When I was in junior high school, my teacher Mr. Mayhew brought my class to Nantasket Beach, just south of Boston. I had visited this beach countless times as a child. I especially loved exploring the rocks at the south end of the beach. On this field trip, Mr. Mayhew pointed out pillow basalts in this outcrop and told us that they were evidence of past lava that erupted under water. I was amazed! This idea that one can picture past environments by “reading the rocks” intrigued me greatly and led to my career as a geologist.
My research program focuses on deciphering past environmental conditions and diagenetic histories, past weather and climate, and past life from ancient continental and martian sedimentary strata. This work relies on the study of interactions among waters, rocks, sediments, atmosphere, and life in modern environments.

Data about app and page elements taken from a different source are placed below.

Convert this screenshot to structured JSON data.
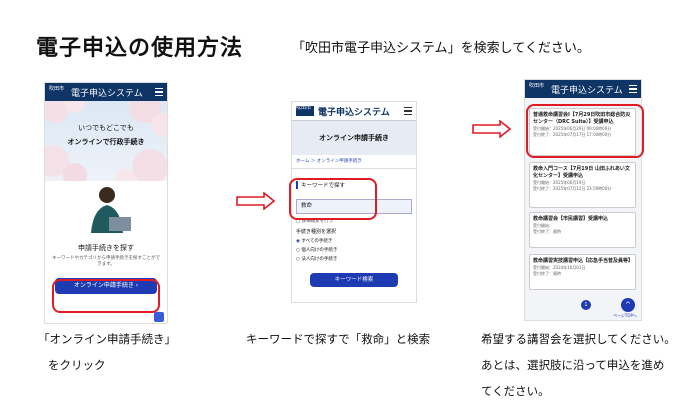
{
  "page": {
    "title": "電子申込の使用方法",
    "search_hint": "「吹田市電子申込システム」を検索してください。"
  },
  "colors": {
    "navy": "#0f3466",
    "button": "#1f3bb3",
    "red": "#e01b24"
  },
  "phone1": {
    "logo": "吹田市",
    "app_title": "電子申込システム",
    "hero_line1": "いつでもどこでも",
    "hero_line2": "オンラインで行政手続き",
    "find_title": "申請手続きを探す",
    "find_desc": "キーワードやカテゴリから申請手続きを探すことができます。",
    "button": "オンライン申請手続き"
  },
  "phone2": {
    "logo": "吹田市",
    "app_title": "電子申込システム",
    "page_title": "オンライン申請手続き",
    "breadcrumb": "ホーム ＞ オンライン申請手続き",
    "keyword_label": "キーワードで探す",
    "keyword_value": "救命",
    "detail_search": "詳細検索を行う",
    "type_label": "手続き種別を選択",
    "types": [
      "すべての手続き",
      "個人向けの手続き",
      "法人向けの手続き"
    ],
    "search_button": "キーワード検索"
  },
  "phone3": {
    "logo": "吹田市",
    "app_title": "電子申込システム",
    "results": [
      {
        "title": "普通救命講習会Ⅰ【7月29日吹田市総合防災センター（DRC Suita）】受講申込",
        "dates": "受付開始：2025年06月29日 09:00時00分",
        "end": "受付終了：2025年07月17日 17:00時00分"
      },
      {
        "title": "救命入門コース【7月19日 山田ふれあい文化センター】受講申込",
        "dates": "受付開始：2025年06月19日",
        "end": "受付終了：2025年07月12日 23:59時00分"
      },
      {
        "title": "救命講習会【市民講習】受講申込",
        "dates": "受付開始：",
        "end": "受付終了：随時"
      },
      {
        "title": "救命講習実技講習申込【応急手当普及員等】",
        "dates": "受付開始：2024年10月01日",
        "end": "受付終了：随時"
      }
    ],
    "page_num": "1",
    "page_top": "ページTOPへ"
  },
  "captions": {
    "c1_line1": "「オンライン申請手続き」",
    "c1_line2": "をクリック",
    "c2": "キーワードで探すで「救命」と検索",
    "c3_line1": "希望する講習会を選択してください。",
    "c3_line2": "あとは、選択肢に沿って申込を進め",
    "c3_line3": "てください。"
  }
}
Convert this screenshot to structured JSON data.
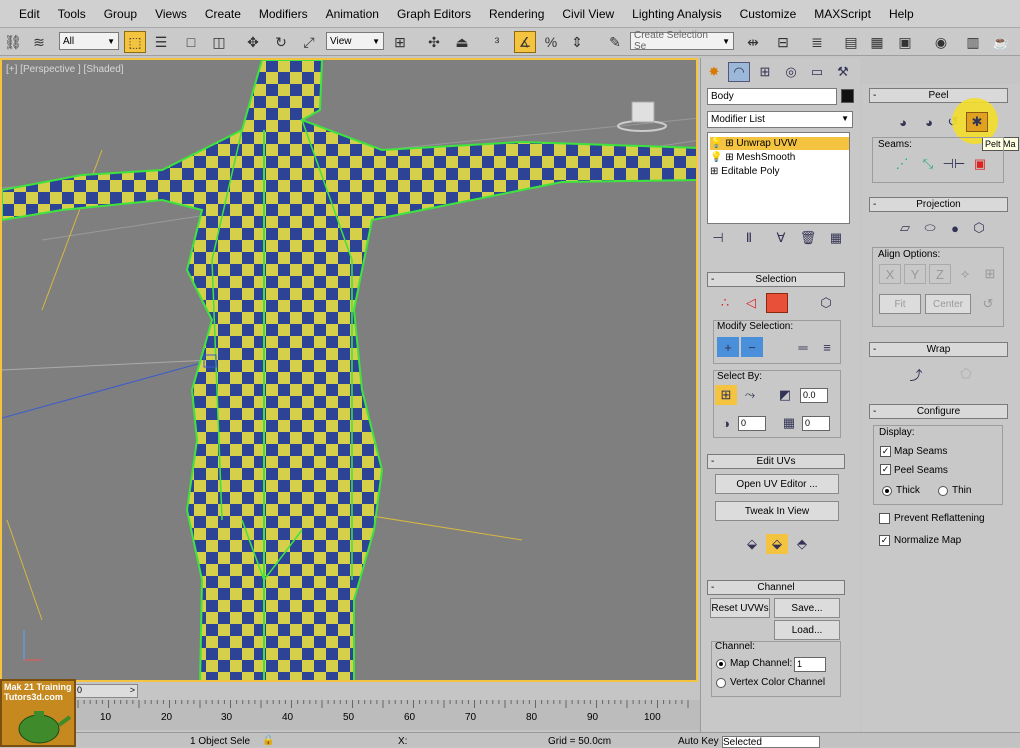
{
  "menu": [
    "Edit",
    "Tools",
    "Group",
    "Views",
    "Create",
    "Modifiers",
    "Animation",
    "Graph Editors",
    "Rendering",
    "Civil View",
    "Lighting Analysis",
    "Customize",
    "MAXScript",
    "Help"
  ],
  "toolbar": {
    "filter_value": "All",
    "ref_coord_value": "View",
    "selection_set_placeholder": "Create Selection Se"
  },
  "viewport": {
    "label": "[+] [Perspective ] [Shaded]"
  },
  "command_panel": {
    "object_name": "Body",
    "modifier_list_label": "Modifier List",
    "stack": [
      "Unwrap UVW",
      "MeshSmooth",
      "Editable Poly"
    ],
    "selection": {
      "title": "Selection",
      "modify_selection_label": "Modify Selection:",
      "select_by_label": "Select By:",
      "angle_value": "0.0",
      "spin1_value": "0",
      "spin2_value": "0"
    },
    "edit_uvs": {
      "title": "Edit UVs",
      "open_uv_editor": "Open UV Editor ...",
      "tweak_in_view": "Tweak In View"
    },
    "channel": {
      "title": "Channel",
      "reset_uvws": "Reset UVWs",
      "save": "Save...",
      "load": "Load...",
      "channel_label": "Channel:",
      "map_channel_label": "Map Channel:",
      "map_channel_value": "1",
      "vertex_color_channel": "Vertex Color Channel"
    }
  },
  "right_panel": {
    "peel": {
      "title": "Peel",
      "seams_label": "Seams:",
      "tooltip": "Pelt Ma"
    },
    "projection": {
      "title": "Projection",
      "align_options_label": "Align Options:",
      "fit": "Fit",
      "center": "Center"
    },
    "wrap": {
      "title": "Wrap"
    },
    "configure": {
      "title": "Configure",
      "display_label": "Display:",
      "map_seams": "Map Seams",
      "peel_seams": "Peel Seams",
      "thick": "Thick",
      "thin": "Thin",
      "prevent_reflattening": "Prevent Reflattening",
      "normalize_map": "Normalize Map"
    }
  },
  "timeline": {
    "frame_display": "0",
    "ticks": [
      "10",
      "20",
      "30",
      "40",
      "50",
      "60",
      "70",
      "80",
      "90",
      "100"
    ]
  },
  "statusbar": {
    "object_sel": "1 Object Sele",
    "x_label": "X:",
    "grid": "Grid = 50.0cm",
    "autokey": "Auto Key",
    "selected": "Selected"
  },
  "logo": {
    "line1": "Mak 21 Training",
    "line2": "Tutors3d.com"
  },
  "colors": {
    "accent": "#f4c441",
    "viewport_bg": "#7f7f7f",
    "panel_bg": "#c8c8c8"
  }
}
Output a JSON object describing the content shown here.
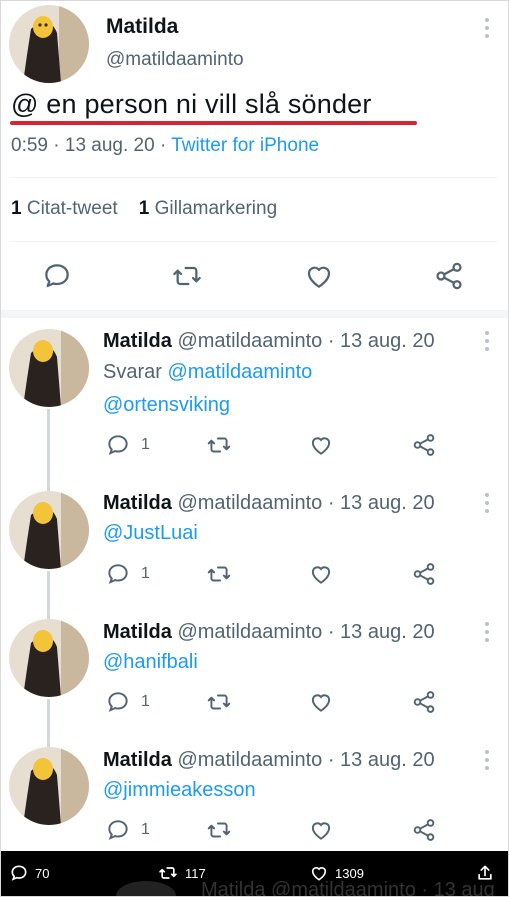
{
  "main_tweet": {
    "name": "Matilda",
    "handle": "@matildaaminto",
    "text": "@ en person ni vill slå sönder",
    "time": "0:59",
    "date": "13 aug. 20",
    "source": "Twitter for iPhone",
    "quote_count": "1",
    "quote_label": "Citat-tweet",
    "like_count": "1",
    "like_label": "Gillamarkering",
    "icons": [
      "reply-icon",
      "retweet-icon",
      "like-icon",
      "share-icon"
    ],
    "underline_color": "#d42630"
  },
  "replies": [
    {
      "name": "Matilda",
      "handle_date": "@matildaaminto · 13 aug. 20",
      "reply_prefix": "Svarar",
      "reply_to": "@matildaaminto",
      "text": "@ortensviking",
      "reply_count": "1"
    },
    {
      "name": "Matilda",
      "handle_date": "@matildaaminto · 13 aug. 20",
      "text": "@JustLuai",
      "reply_count": "1"
    },
    {
      "name": "Matilda",
      "handle_date": "@matildaaminto · 13 aug. 20",
      "text": "@hanifbali",
      "reply_count": "1"
    },
    {
      "name": "Matilda",
      "handle_date": "@matildaaminto · 13 aug. 20",
      "text": "@jimmieakesson",
      "reply_count": "1"
    }
  ],
  "bottom_bar": {
    "replies": "70",
    "retweets": "117",
    "likes": "1309",
    "behind_text": "Matilda @matildaaminto · 13 aug"
  },
  "colors": {
    "link": "#1d9bf0",
    "muted": "#536471",
    "text": "#0f1419"
  }
}
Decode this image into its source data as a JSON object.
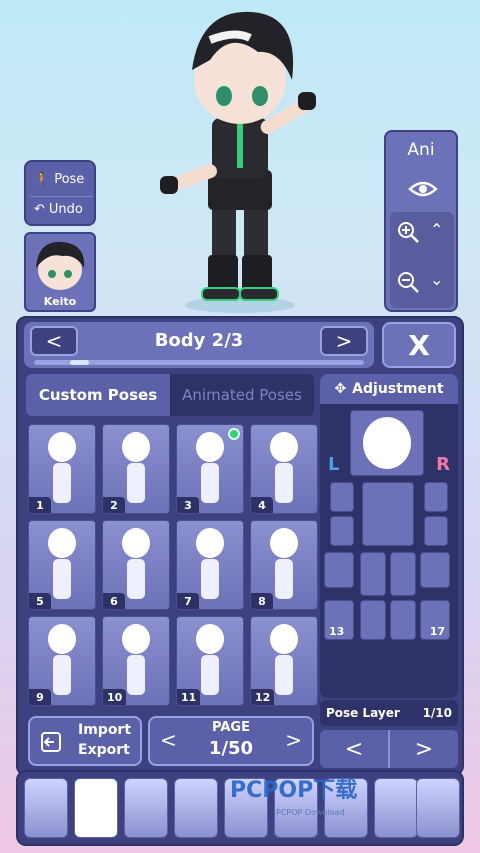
{
  "side": {
    "pose_label": "Pose",
    "undo_label": "Undo",
    "character_name": "Keito"
  },
  "right_panel": {
    "ani_label": "Ani"
  },
  "header": {
    "title": "Body 2/3",
    "close_label": "X",
    "progress": 0.12
  },
  "tabs": {
    "custom": "Custom Poses",
    "animated": "Animated Poses"
  },
  "poses": [
    {
      "num": "1"
    },
    {
      "num": "2"
    },
    {
      "num": "3",
      "selected": true
    },
    {
      "num": "4"
    },
    {
      "num": "5"
    },
    {
      "num": "6"
    },
    {
      "num": "7"
    },
    {
      "num": "8"
    },
    {
      "num": "9"
    },
    {
      "num": "10"
    },
    {
      "num": "11"
    },
    {
      "num": "12"
    }
  ],
  "import": {
    "line1": "Import",
    "line2": "Export"
  },
  "page": {
    "label": "PAGE",
    "value": "1/50"
  },
  "adjustment": {
    "title": "Adjustment",
    "left": "L",
    "right": "R",
    "part_13": "13",
    "part_17": "17",
    "pose_layer_label": "Pose Layer",
    "pose_layer_value": "1/10"
  },
  "watermark": {
    "text": "PCPOP下载",
    "sub": "PCPOP Download"
  },
  "colors": {
    "accent": "#6d71b7",
    "dark": "#3e4180",
    "selected": "#36d07a",
    "left_blue": "#4aa3e0",
    "right_pink": "#f07aa8"
  }
}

I use comparative sedimentology, which means I document processes and products in modern environments and then compare the products in ancient sedimentary rocks to those in modern sediments to interpret past environmental processes and environmental conditions. Much of my work includes field work and/or core studies, as well as petrographic observations and fluid inclusion studies in the lab. I am particularly interested in modern and ancient acid saline lake and groundwater systems, which are amongst the most extreme environments on Earth in terms of water chemistry and hospitable environments for life, and result in red beds and evaporites. Extreme acid saline lake and groundwater environments are analogs for some Mars strata.
Fieldwork at Lake Aerodrome, Western Australia, Jan., 2006